This was one of a series of records of taarab music recorded by GlobeStyle on location in Zanzibar. The GlobeStyle team was myself, Roger Armstrong and Adam Skeaping (recording engineer extraordinaire and answer to a mosquito's prayer). This was one of the few recording sessions for an outside company in the history of Zanzibari taarab. As there were no recording studios on the island, we took our own digital recording equipment with us, and in doing so, became the first record company to record commercially on the island for quite some time, apart from live cassette recordings made at weddings and concerts.
Our equipment was set up in the EACROTANAL (Eastern African Centre For Research On Oral Traditions And African National Languages) using the hall for the main recording area and a little side room as a monitoring room.
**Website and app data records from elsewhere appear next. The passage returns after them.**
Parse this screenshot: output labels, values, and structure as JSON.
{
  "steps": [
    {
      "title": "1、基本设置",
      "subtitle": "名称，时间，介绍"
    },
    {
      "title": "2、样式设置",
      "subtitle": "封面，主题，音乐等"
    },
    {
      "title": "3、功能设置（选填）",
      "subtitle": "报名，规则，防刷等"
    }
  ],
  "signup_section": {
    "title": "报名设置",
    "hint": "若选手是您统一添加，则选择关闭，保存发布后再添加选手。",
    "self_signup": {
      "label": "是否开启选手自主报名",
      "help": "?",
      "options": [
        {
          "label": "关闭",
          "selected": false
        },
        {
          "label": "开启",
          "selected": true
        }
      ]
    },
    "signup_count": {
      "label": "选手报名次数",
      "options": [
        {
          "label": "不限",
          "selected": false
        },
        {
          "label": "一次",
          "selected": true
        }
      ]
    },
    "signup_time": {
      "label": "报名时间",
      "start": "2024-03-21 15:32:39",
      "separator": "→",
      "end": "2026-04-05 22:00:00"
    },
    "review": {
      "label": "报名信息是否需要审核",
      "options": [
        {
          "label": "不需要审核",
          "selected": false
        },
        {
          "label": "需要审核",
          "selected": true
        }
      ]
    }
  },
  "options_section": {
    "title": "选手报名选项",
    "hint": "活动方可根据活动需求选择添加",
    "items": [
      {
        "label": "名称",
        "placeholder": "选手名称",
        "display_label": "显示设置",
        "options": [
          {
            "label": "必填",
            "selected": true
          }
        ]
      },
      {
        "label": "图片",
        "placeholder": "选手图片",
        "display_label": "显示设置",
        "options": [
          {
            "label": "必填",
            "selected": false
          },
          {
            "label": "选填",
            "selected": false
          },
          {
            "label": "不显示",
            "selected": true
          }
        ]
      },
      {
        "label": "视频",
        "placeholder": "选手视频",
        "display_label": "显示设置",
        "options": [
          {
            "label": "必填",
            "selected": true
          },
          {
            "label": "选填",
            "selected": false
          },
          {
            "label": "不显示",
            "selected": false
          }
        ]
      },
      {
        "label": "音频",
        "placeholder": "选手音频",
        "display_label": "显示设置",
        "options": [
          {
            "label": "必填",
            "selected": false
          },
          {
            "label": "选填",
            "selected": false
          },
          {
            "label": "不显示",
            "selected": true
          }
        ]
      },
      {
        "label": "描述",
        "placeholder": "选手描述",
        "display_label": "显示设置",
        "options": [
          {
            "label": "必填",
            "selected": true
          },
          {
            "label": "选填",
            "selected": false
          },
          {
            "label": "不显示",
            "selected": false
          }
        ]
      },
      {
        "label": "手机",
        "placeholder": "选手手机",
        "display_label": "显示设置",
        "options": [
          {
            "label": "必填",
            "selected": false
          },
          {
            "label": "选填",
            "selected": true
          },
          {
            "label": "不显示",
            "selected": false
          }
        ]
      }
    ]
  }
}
We took with us two two-track digital recording systems in case one system went down in the high temperatures and humidity. As there were no multi-tracking possibilities, we recorded the complete performances with two microphones live to stereo. This entailed arranging, re-arranging and moving the musicians around the microphones until a balance was achieved. With the quieter instruments this even led us to perching the musicians on tables and platforms constructed from our flight cases in the search for the perfect balance (sound and furniture).
The artists were patient and professional in circumstances which would have had the average rock star calling for airbed and manager. It was darned hot and humid but we were forced to close all windows and turn off all fans while recording to avoid noise on the microphones. Apart from the heat - we had to remove the tops from the equipment and have a huge fan blasting luke-warm air on them continuously - we had to contend with ants nesting in the equipment (eek! - not mentioned in the manual) and mosquitoes coming out for supper every evening-.-we were it! This hot and thirsty work also caused us to buy huge quantities of the indigenous franchised versions of American fizzy drinks for everyone - at one point we caused an island shortage. However, no complaints about the sudden appearance of massive communal meals of mangoes and meat biriani brought for the meal-breaks by the various bands-.-and, of course, no matter what the conditions, the music was a delight.
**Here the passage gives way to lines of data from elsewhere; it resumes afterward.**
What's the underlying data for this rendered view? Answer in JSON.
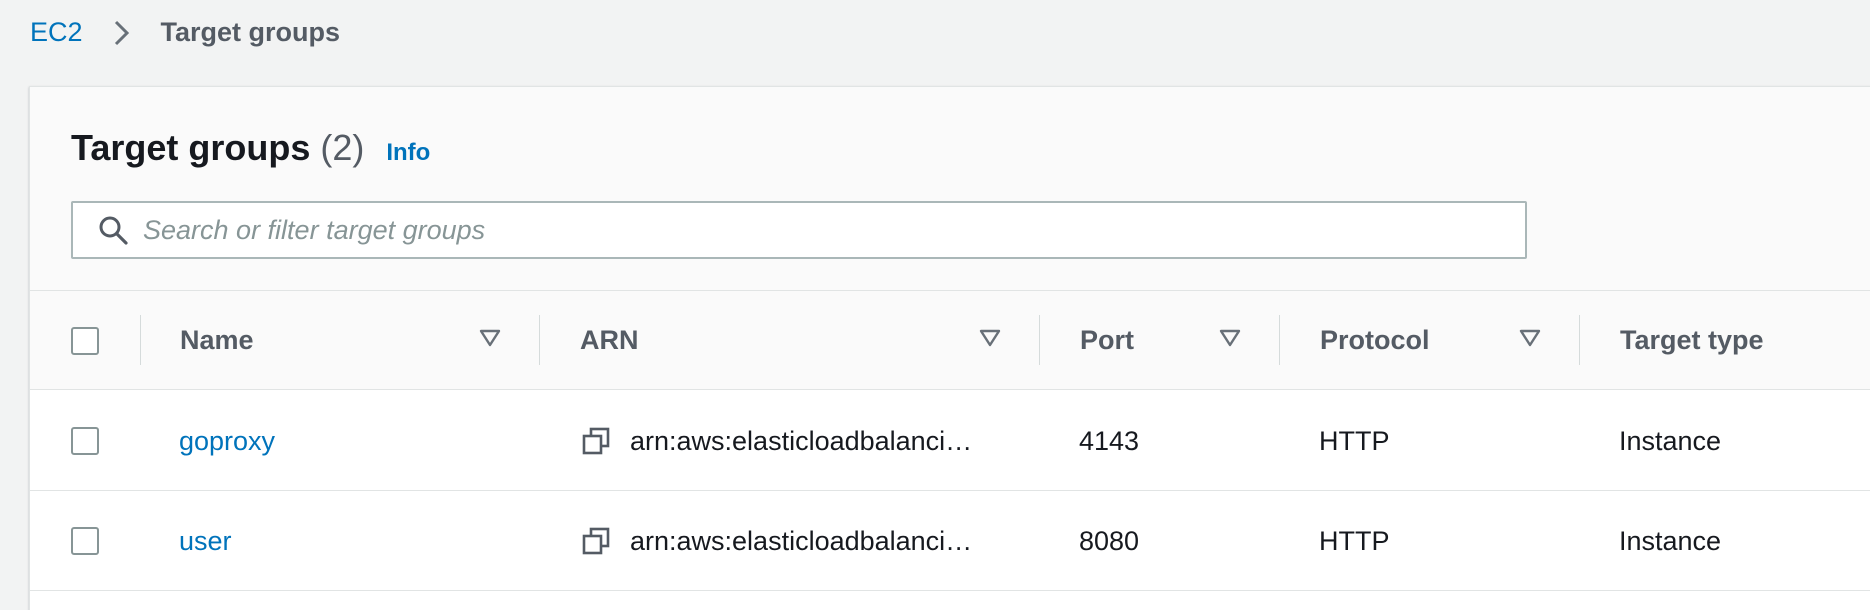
{
  "breadcrumb": {
    "root": "EC2",
    "current": "Target groups"
  },
  "panel": {
    "title": "Target groups",
    "count": "(2)",
    "info": "Info"
  },
  "search": {
    "placeholder": "Search or filter target groups",
    "value": ""
  },
  "table": {
    "columns": {
      "name": "Name",
      "arn": "ARN",
      "port": "Port",
      "protocol": "Protocol",
      "target_type": "Target type"
    },
    "rows": [
      {
        "name": "goproxy",
        "arn": "arn:aws:elasticloadbalanci…",
        "port": "4143",
        "protocol": "HTTP",
        "target_type": "Instance"
      },
      {
        "name": "user",
        "arn": "arn:aws:elasticloadbalanci…",
        "port": "8080",
        "protocol": "HTTP",
        "target_type": "Instance"
      }
    ]
  },
  "icons": {
    "breadcrumb_separator": "chevron-right-icon",
    "search": "search-icon",
    "sort": "sort-caret-down-icon",
    "copy": "copy-icon"
  },
  "colors": {
    "link": "#0073bb",
    "text": "#16191f",
    "muted": "#545b64",
    "background": "#f2f3f3"
  }
}
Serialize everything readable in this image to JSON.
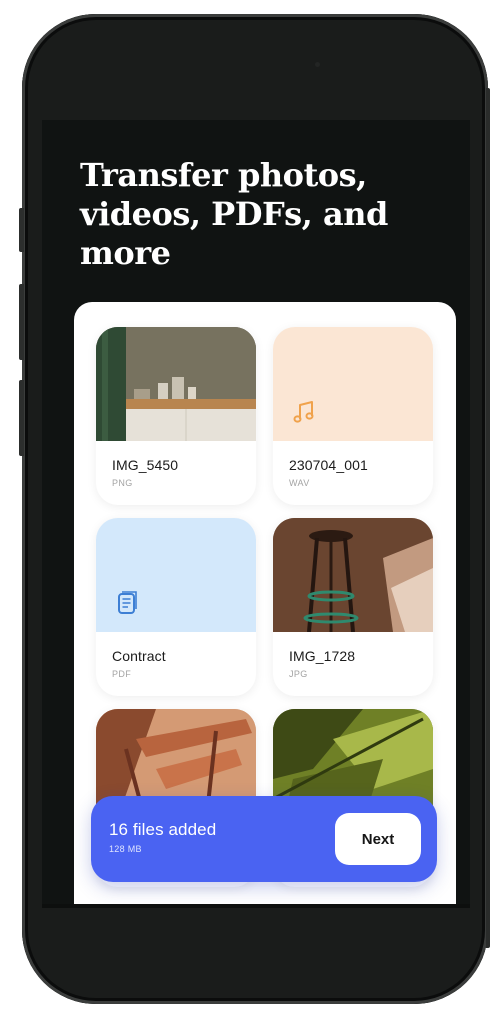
{
  "header": {
    "title": "Transfer photos, videos, PDFs, and more"
  },
  "files": [
    {
      "name": "IMG_5450",
      "type": "PNG",
      "thumbnail": "kitchen-photo"
    },
    {
      "name": "230704_001",
      "type": "WAV",
      "thumbnail": "music-note-icon"
    },
    {
      "name": "Contract",
      "type": "PDF",
      "thumbnail": "document-icon"
    },
    {
      "name": "IMG_1728",
      "type": "JPG",
      "thumbnail": "stool-photo"
    },
    {
      "name": "",
      "type": "",
      "thumbnail": "chair-photo"
    },
    {
      "name": "",
      "type": "",
      "thumbnail": "leaf-photo"
    }
  ],
  "summary": {
    "count_label": "16 files added",
    "size_label": "128 MB",
    "next_label": "Next"
  },
  "colors": {
    "screen_background": "#101312",
    "accent": "#4a63f2",
    "audio_tile": "#fbe6d4",
    "audio_icon": "#f0a24b",
    "document_tile": "#d3e8fb",
    "document_icon": "#3d7fd4"
  }
}
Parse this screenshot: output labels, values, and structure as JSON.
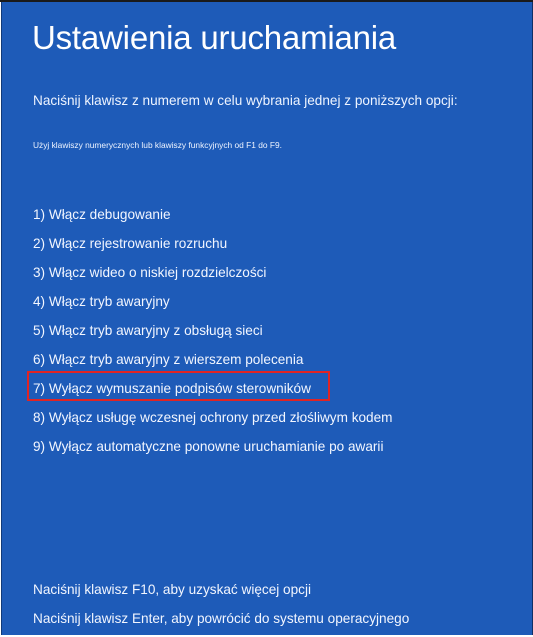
{
  "screen": {
    "title": "Ustawienia uruchamiania",
    "instruction": "Naciśnij klawisz z numerem w celu wybrania jednej z poniższych opcji:",
    "hint": "Użyj klawiszy numerycznych lub klawiszy funkcyjnych od F1 do F9.",
    "background_color": "#1e5bb8",
    "highlight_color": "#e02424"
  },
  "options": [
    {
      "label": "1) Włącz debugowanie"
    },
    {
      "label": "2) Włącz rejestrowanie rozruchu"
    },
    {
      "label": "3) Włącz wideo o niskiej rozdzielczości"
    },
    {
      "label": "4) Włącz tryb awaryjny"
    },
    {
      "label": "5) Włącz tryb awaryjny z obsługą sieci"
    },
    {
      "label": "6) Włącz tryb awaryjny z wierszem polecenia"
    },
    {
      "label": "7) Wyłącz wymuszanie podpisów sterowników",
      "highlighted": true
    },
    {
      "label": "8) Wyłącz usługę wczesnej ochrony przed złośliwym kodem"
    },
    {
      "label": "9) Wyłącz automatyczne ponowne uruchamianie po awarii"
    }
  ],
  "footer": {
    "more_options": "Naciśnij klawisz F10, aby uzyskać więcej opcji",
    "return": "Naciśnij klawisz Enter, aby powrócić do systemu operacyjnego"
  }
}
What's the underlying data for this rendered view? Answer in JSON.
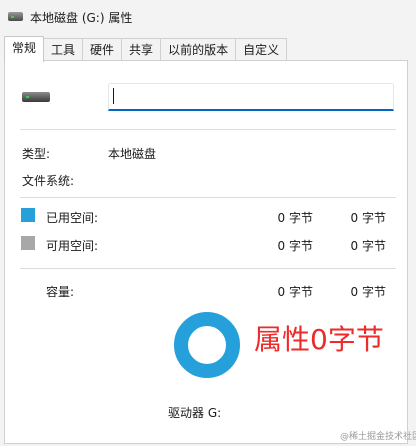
{
  "window": {
    "title": "本地磁盘 (G:) 属性"
  },
  "tabs": [
    {
      "label": "常规",
      "active": true
    },
    {
      "label": "工具",
      "active": false
    },
    {
      "label": "硬件",
      "active": false
    },
    {
      "label": "共享",
      "active": false
    },
    {
      "label": "以前的版本",
      "active": false
    },
    {
      "label": "自定义",
      "active": false
    }
  ],
  "general": {
    "name_value": "",
    "type_label": "类型:",
    "type_value": "本地磁盘",
    "fs_label": "文件系统:",
    "fs_value": "",
    "used": {
      "label": "已用空间:",
      "bytes": "0 字节",
      "size": "0 字节",
      "color": "#26a0da"
    },
    "free": {
      "label": "可用空间:",
      "bytes": "0 字节",
      "size": "0 字节",
      "color": "#a8a8a8"
    },
    "capacity": {
      "label": "容量:",
      "bytes": "0 字节",
      "size": "0 字节"
    },
    "drive_label": "驱动器 G:",
    "usage_fraction": 0
  },
  "annotation": {
    "text": "属性0字节",
    "color": "#ee2a2a"
  },
  "watermark": {
    "text": "@稀土掘金技术社区"
  },
  "colors": {
    "accent": "#0067c0",
    "donut": "#26a0da"
  }
}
This particular album was not planned in our advance agenda-.-it seemed like a good idea to do at the time (and my opinion has yet to change). If you listen carefully in the background, you can hear birds, wind, leaves and vehicles, other sounds of Zanzibar. In a way, this selection of music captures an earlier spirit of taarab, that of the small groups who would play in people's houses-.-and also that spirit of friendship, entertainment and musical pleasure.
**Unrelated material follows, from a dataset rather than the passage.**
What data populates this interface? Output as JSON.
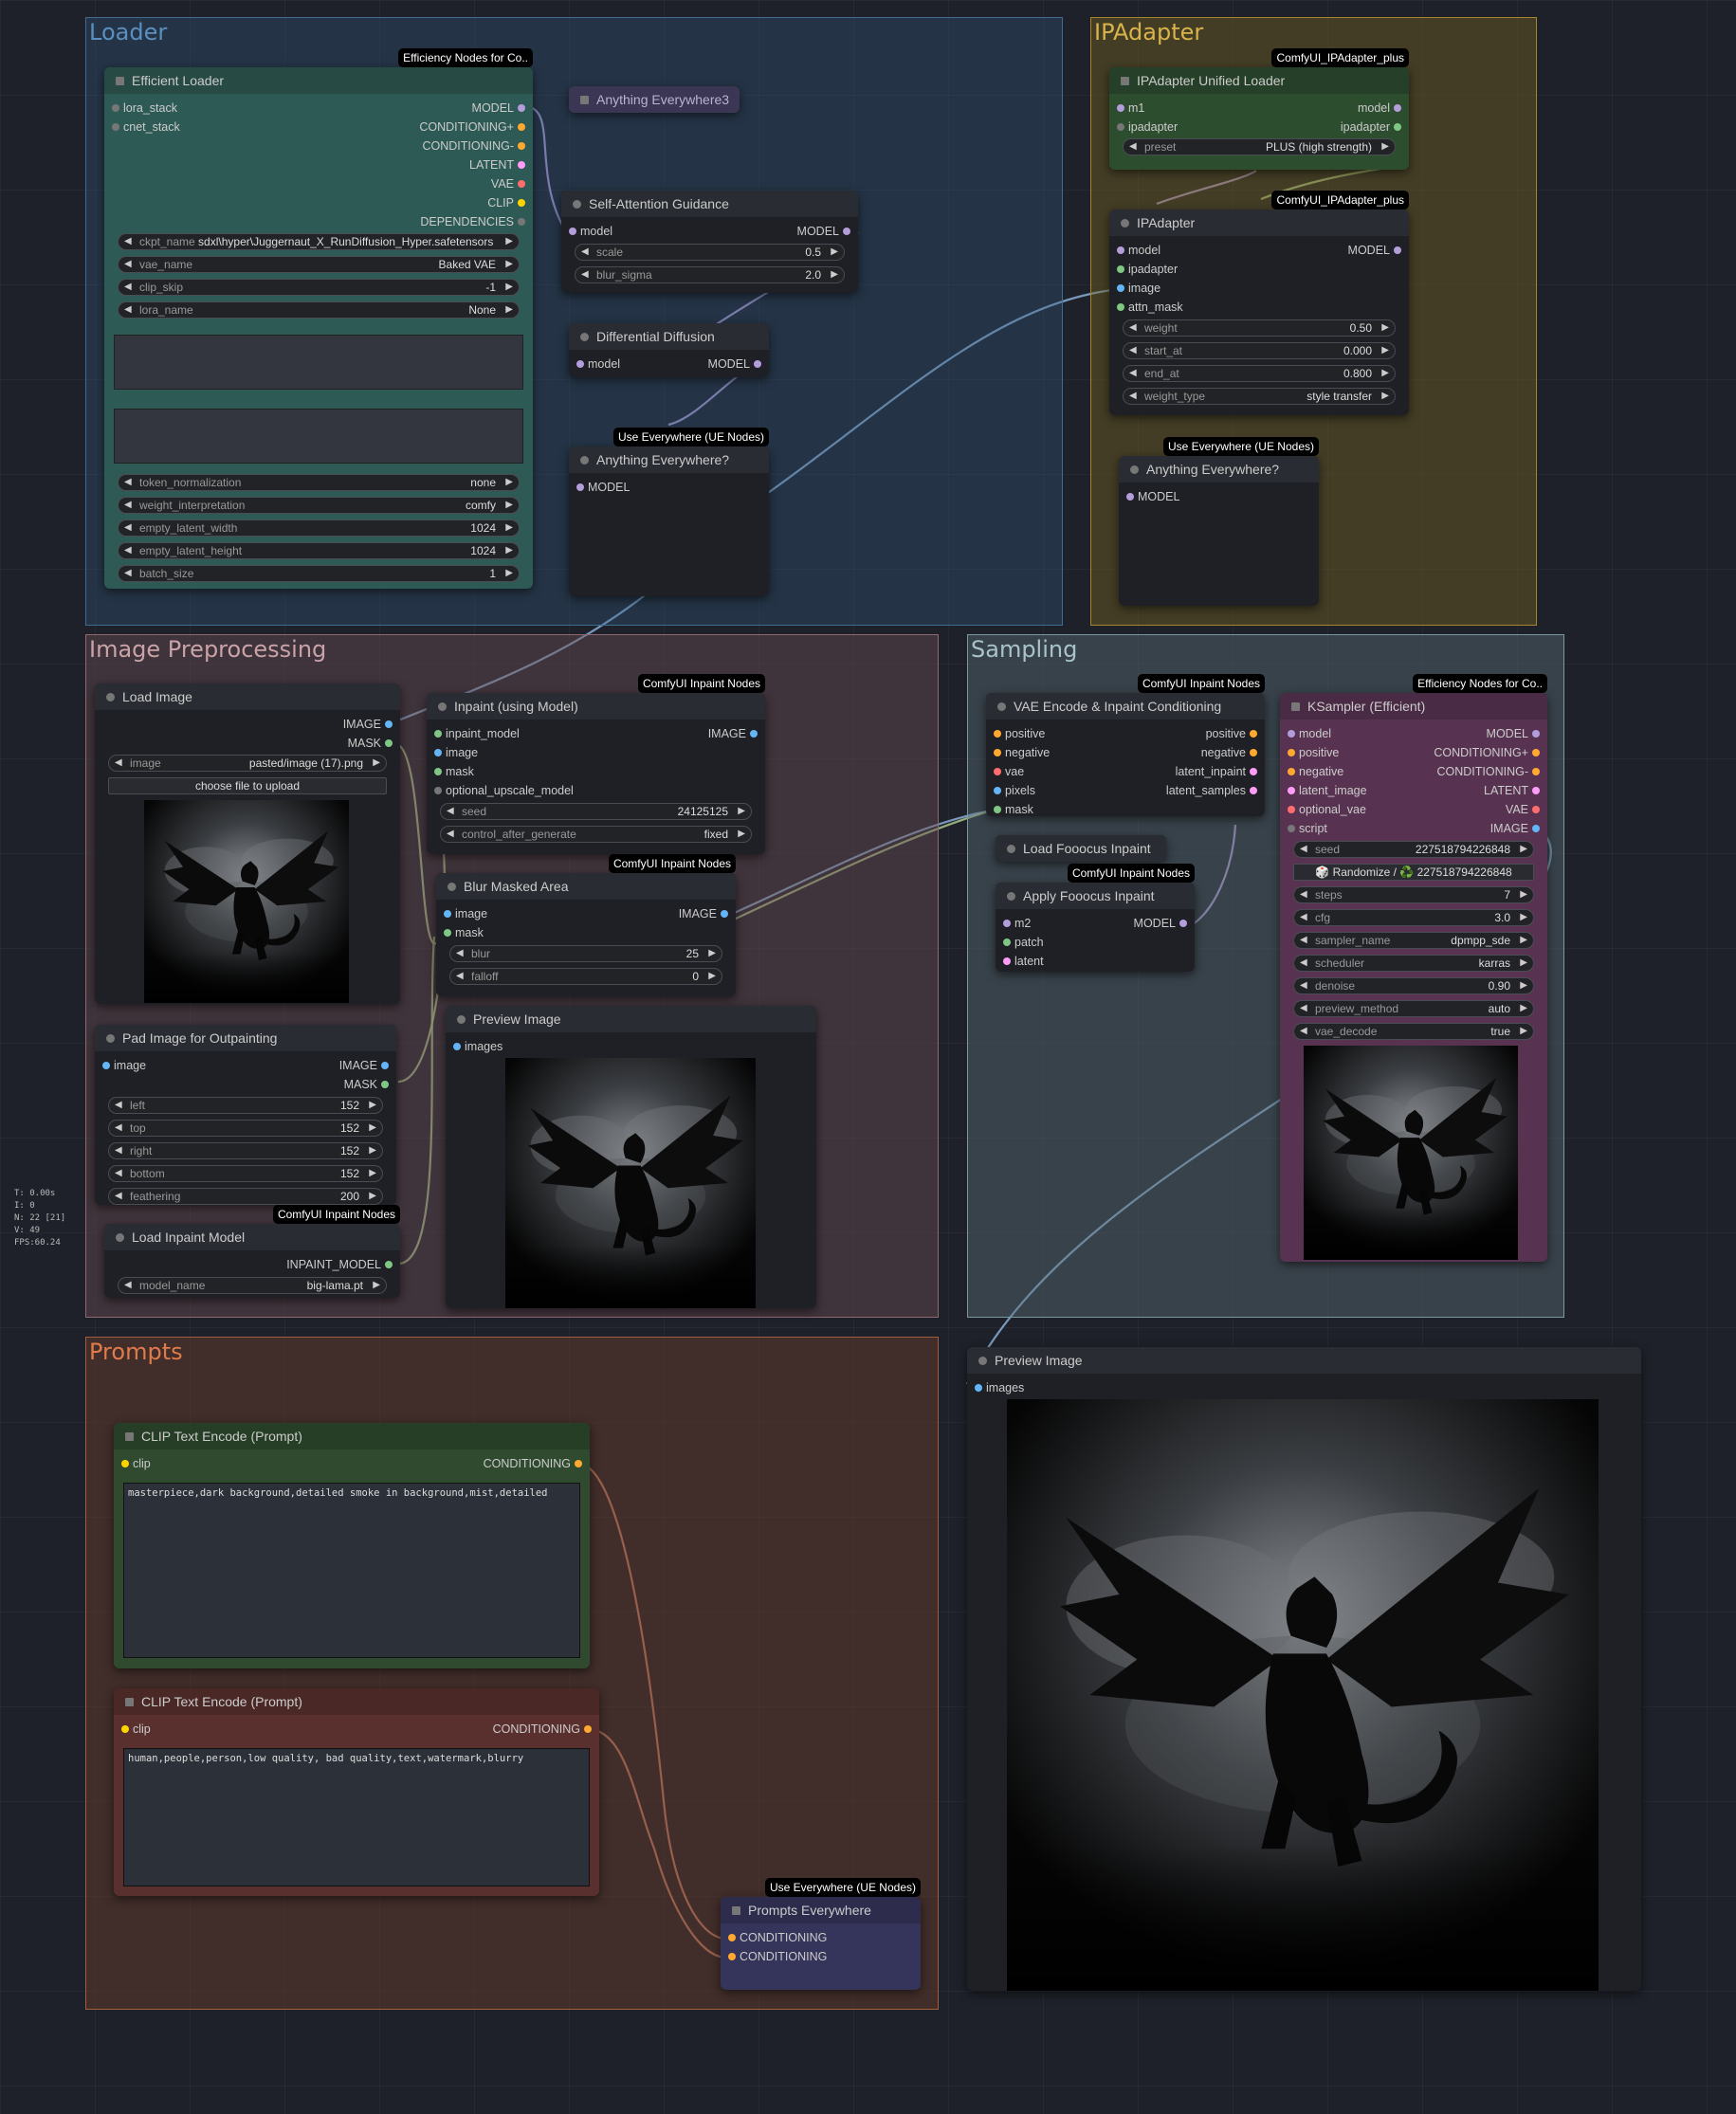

It's easy to hear the music today, with its mixture of Arabic and western instruments and scales, cool male vocals, earthy female singing, and rhythms deriving from island traditions, alongside those from Egypt (and Latin America) and imagine that this has been a long and perfect marriage-.-but it's also important to know of the opposing historical currents below the surface - all of which are outlined in the detailed sleevenotes of this release.